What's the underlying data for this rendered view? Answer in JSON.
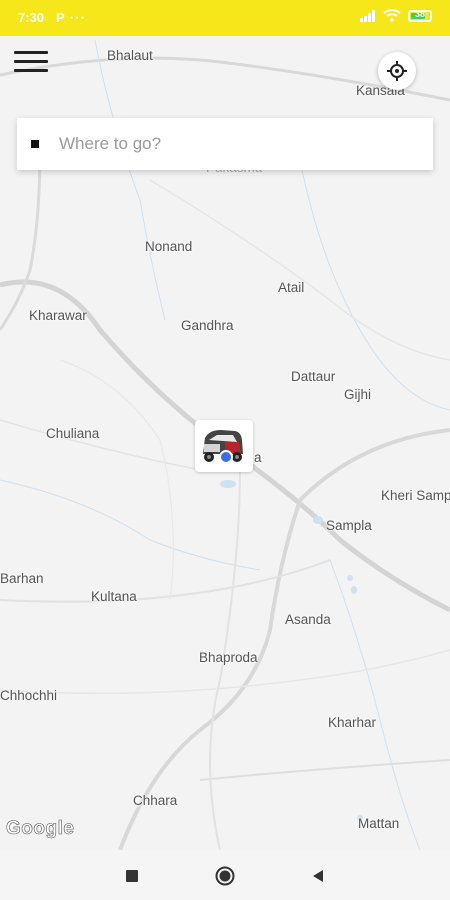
{
  "status_bar": {
    "time": "7:30",
    "app_icons": "P ···",
    "battery_level": "38",
    "icons": [
      "signal-icon",
      "wifi-icon",
      "battery-icon"
    ]
  },
  "map": {
    "places": [
      {
        "key": "bhalaut",
        "label": "Bhalaut"
      },
      {
        "key": "kansala",
        "label": "Kansala"
      },
      {
        "key": "pakasma",
        "label": "Pakasma"
      },
      {
        "key": "nonand",
        "label": "Nonand"
      },
      {
        "key": "atail",
        "label": "Atail"
      },
      {
        "key": "kharawar",
        "label": "Kharawar"
      },
      {
        "key": "gandhra",
        "label": "Gandhra"
      },
      {
        "key": "dattaur",
        "label": "Dattaur"
      },
      {
        "key": "gijhi",
        "label": "Gijhi"
      },
      {
        "key": "chuliana",
        "label": "Chuliana"
      },
      {
        "key": "ismaila",
        "label": "a"
      },
      {
        "key": "kheri-sampla",
        "label": "Kheri Samp"
      },
      {
        "key": "sampla",
        "label": "Sampla"
      },
      {
        "key": "barhan",
        "label": "Barhan"
      },
      {
        "key": "kultana",
        "label": "Kultana"
      },
      {
        "key": "asanda",
        "label": "Asanda"
      },
      {
        "key": "bhaproda",
        "label": "Bhaproda"
      },
      {
        "key": "chhochhi",
        "label": "Chhochhi"
      },
      {
        "key": "kharhar",
        "label": "Kharhar"
      },
      {
        "key": "chhara",
        "label": "Chhara"
      },
      {
        "key": "mattan",
        "label": "Mattan"
      }
    ],
    "attribution": "Google"
  },
  "search": {
    "placeholder": "Where to go?"
  },
  "icons": {
    "menu": "hamburger-menu-icon",
    "locate": "crosshair-locate-icon",
    "vehicle": "auto-rickshaw-icon"
  },
  "nav_bar": {
    "buttons": [
      "recents-square-icon",
      "home-circle-icon",
      "back-triangle-icon"
    ]
  },
  "colors": {
    "status_bar": "#f6e71b",
    "user_location": "#3b6fe0",
    "map_background": "#f3f3f3"
  }
}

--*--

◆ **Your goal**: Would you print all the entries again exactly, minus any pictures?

◆ **Response area**:
What's the underlying data for this rendered view? Answer in JSON.
{
  "status_bar": {
    "time": "7:30",
    "app_icons": "P ···",
    "battery_level": "38",
    "icons": [
      "signal-icon",
      "wifi-icon",
      "battery-icon"
    ]
  },
  "map": {
    "places": [
      {
        "key": "bhalaut",
        "label": "Bhalaut"
      },
      {
        "key": "kansala",
        "label": "Kansala"
      },
      {
        "key": "pakasma",
        "label": "Pakasma"
      },
      {
        "key": "nonand",
        "label": "Nonand"
      },
      {
        "key": "atail",
        "label": "Atail"
      },
      {
        "key": "kharawar",
        "label": "Kharawar"
      },
      {
        "key": "gandhra",
        "label": "Gandhra"
      },
      {
        "key": "dattaur",
        "label": "Dattaur"
      },
      {
        "key": "gijhi",
        "label": "Gijhi"
      },
      {
        "key": "chuliana",
        "label": "Chuliana"
      },
      {
        "key": "ismaila",
        "label": "a"
      },
      {
        "key": "kheri-sampla",
        "label": "Kheri Samp"
      },
      {
        "key": "sampla",
        "label": "Sampla"
      },
      {
        "key": "barhan",
        "label": "Barhan"
      },
      {
        "key": "kultana",
        "label": "Kultana"
      },
      {
        "key": "asanda",
        "label": "Asanda"
      },
      {
        "key": "bhaproda",
        "label": "Bhaproda"
      },
      {
        "key": "chhochhi",
        "label": "Chhochhi"
      },
      {
        "key": "kharhar",
        "label": "Kharhar"
      },
      {
        "key": "chhara",
        "label": "Chhara"
      },
      {
        "key": "mattan",
        "label": "Mattan"
      }
    ],
    "attribution": "Google"
  },
  "search": {
    "placeholder": "Where to go?"
  },
  "icons": {
    "menu": "hamburger-menu-icon",
    "locate": "crosshair-locate-icon",
    "vehicle": "auto-rickshaw-icon"
  },
  "nav_bar": {
    "buttons": [
      "recents-square-icon",
      "home-circle-icon",
      "back-triangle-icon"
    ]
  },
  "colors": {
    "status_bar": "#f6e71b",
    "user_location": "#3b6fe0",
    "map_background": "#f3f3f3"
  }
}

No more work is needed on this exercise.